“To have integrity means that you are committed to Christ-like wholeness, both privately and publicly. Basically, it means to live without gaps… You need to be transparent, authentic, honest and trustworthy. You should be the same in all situations and not become someone different when the competition of the game begins… It is not about being perfect, but, as a coach or athlete, you need to be the real deal.” (Integrity, Fellowship of Christian Athletes)
We coach with the highest transformational effectiveness and live with the greatest transformational influence when we are committed to Christ-like wholeness, both privately and publicly. We must be people of integrity. We want to be the real deal.
Here’s the challenge: integrity is not a “once I get it, I’m good to go from this point forward” type of characteristic. As FCA’s book called Integrity puts it: “Integrity takes a lifetime to build and a second to lose. We are always one decision away from being stupid.” So how do we avoid “stupid” and instead live with Christ-like wholeness in all situations?
It’s like any foundational skill in sports: it must be cultivated, practiced, and reinforced day after day after day. The Bible speaks of “integrity of heart” (1 Kings 9:4; Psa. 78:72). We live with integrity when it flows out of our heart, the core of who we are. We cultivate integrity of heart by making daily deposits of the Bible into our life so that God’s Word directs our thoughts, motives, words, and actions.
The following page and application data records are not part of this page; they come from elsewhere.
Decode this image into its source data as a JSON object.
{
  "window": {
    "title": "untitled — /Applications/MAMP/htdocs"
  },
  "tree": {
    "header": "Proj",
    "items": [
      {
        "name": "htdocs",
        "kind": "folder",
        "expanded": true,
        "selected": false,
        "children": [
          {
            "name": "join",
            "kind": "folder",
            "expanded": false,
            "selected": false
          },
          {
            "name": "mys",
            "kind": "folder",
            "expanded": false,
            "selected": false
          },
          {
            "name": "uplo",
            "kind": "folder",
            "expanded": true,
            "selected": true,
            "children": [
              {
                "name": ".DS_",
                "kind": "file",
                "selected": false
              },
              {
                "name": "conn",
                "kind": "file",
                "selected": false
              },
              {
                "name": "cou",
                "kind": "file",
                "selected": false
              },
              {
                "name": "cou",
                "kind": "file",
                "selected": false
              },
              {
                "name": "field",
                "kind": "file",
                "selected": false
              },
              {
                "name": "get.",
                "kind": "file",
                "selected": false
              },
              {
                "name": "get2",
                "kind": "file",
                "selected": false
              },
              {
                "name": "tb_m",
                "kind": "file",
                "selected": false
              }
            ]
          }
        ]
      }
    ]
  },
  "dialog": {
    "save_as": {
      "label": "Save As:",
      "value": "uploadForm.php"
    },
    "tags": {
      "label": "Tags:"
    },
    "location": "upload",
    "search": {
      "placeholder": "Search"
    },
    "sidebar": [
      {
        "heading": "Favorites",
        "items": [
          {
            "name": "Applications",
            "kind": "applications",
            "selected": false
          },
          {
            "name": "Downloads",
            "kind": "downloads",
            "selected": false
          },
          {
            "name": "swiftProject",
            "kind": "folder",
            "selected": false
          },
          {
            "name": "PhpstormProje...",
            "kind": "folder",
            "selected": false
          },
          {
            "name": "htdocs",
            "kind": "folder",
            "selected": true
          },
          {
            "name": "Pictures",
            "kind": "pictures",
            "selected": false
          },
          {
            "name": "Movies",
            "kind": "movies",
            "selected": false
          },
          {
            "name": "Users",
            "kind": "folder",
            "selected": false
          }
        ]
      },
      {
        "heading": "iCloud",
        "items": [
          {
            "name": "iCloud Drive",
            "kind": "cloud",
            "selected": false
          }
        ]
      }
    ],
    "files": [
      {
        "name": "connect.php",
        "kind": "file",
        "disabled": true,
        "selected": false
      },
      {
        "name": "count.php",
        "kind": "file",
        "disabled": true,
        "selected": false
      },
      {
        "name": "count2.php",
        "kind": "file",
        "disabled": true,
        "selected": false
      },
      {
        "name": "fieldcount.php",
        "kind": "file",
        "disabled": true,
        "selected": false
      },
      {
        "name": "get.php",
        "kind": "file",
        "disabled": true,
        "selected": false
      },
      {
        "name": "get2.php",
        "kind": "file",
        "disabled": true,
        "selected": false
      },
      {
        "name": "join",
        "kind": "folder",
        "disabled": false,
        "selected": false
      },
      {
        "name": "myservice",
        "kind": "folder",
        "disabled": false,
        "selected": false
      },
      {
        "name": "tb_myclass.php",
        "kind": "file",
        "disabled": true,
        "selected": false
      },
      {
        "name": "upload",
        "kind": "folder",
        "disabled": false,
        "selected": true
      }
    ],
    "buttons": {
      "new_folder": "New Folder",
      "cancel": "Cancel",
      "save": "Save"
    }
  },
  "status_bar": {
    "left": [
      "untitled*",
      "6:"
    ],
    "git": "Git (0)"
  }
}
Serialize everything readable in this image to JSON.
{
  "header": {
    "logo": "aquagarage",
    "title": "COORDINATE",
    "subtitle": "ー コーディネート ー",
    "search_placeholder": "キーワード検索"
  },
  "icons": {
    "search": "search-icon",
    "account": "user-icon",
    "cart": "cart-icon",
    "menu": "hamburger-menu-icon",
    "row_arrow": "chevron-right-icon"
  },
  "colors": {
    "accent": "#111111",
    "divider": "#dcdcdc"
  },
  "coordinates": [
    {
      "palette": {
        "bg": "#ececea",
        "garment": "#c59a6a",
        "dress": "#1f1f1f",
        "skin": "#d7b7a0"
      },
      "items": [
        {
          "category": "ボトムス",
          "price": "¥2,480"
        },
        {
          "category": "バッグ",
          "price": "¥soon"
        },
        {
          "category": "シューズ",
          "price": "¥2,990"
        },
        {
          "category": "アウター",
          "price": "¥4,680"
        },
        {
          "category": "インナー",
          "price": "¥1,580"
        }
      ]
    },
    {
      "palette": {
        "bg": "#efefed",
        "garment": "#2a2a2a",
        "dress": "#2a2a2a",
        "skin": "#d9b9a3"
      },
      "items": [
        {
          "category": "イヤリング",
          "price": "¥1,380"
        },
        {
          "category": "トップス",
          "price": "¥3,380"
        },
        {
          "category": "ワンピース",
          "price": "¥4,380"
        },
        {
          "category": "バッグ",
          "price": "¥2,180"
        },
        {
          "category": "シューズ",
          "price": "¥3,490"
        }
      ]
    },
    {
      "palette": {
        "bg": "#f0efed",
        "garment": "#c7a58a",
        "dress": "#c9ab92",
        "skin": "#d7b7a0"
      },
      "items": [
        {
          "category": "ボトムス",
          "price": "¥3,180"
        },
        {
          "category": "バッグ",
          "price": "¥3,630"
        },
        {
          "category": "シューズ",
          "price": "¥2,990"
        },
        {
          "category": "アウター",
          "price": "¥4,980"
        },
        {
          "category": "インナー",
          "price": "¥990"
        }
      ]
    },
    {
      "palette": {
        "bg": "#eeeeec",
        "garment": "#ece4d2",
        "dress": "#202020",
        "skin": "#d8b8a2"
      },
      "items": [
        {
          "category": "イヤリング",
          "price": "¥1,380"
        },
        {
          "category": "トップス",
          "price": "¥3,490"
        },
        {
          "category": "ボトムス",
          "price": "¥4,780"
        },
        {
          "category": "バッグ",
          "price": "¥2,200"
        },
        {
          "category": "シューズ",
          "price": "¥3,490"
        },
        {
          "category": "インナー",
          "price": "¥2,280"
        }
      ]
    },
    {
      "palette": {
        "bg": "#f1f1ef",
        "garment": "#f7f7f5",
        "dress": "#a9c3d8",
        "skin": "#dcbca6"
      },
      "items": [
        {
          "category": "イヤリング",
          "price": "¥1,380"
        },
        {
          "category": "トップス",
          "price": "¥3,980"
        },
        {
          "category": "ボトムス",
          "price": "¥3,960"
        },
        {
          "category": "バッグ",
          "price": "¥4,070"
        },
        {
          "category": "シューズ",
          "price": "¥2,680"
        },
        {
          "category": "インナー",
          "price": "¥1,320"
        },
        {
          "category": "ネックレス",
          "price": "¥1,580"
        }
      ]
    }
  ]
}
We also daily ask God for wisdom, power, and grace to practice integrity in every situation we encounter that day. In addition, we need people around us who are also committed to living with integrity and who are for us. We give them permission to hold us accountable to being people of integrity in all areas, including our coaching. If they see a lack of integrity or any indication we might be heading toward “stupid,” they’re honest with us. God uses these friends to reinforce our pursuit of Christ-like wholeness.
Sadly, there are far too many examples of coaches who lack integrity. Coach, by God’s grace you can be different. You will never regret coaching and living with integrity. Instead, you’ll experience the delight of God, who tests our hearts and is pleased with integrity (1 Chron. 29:17).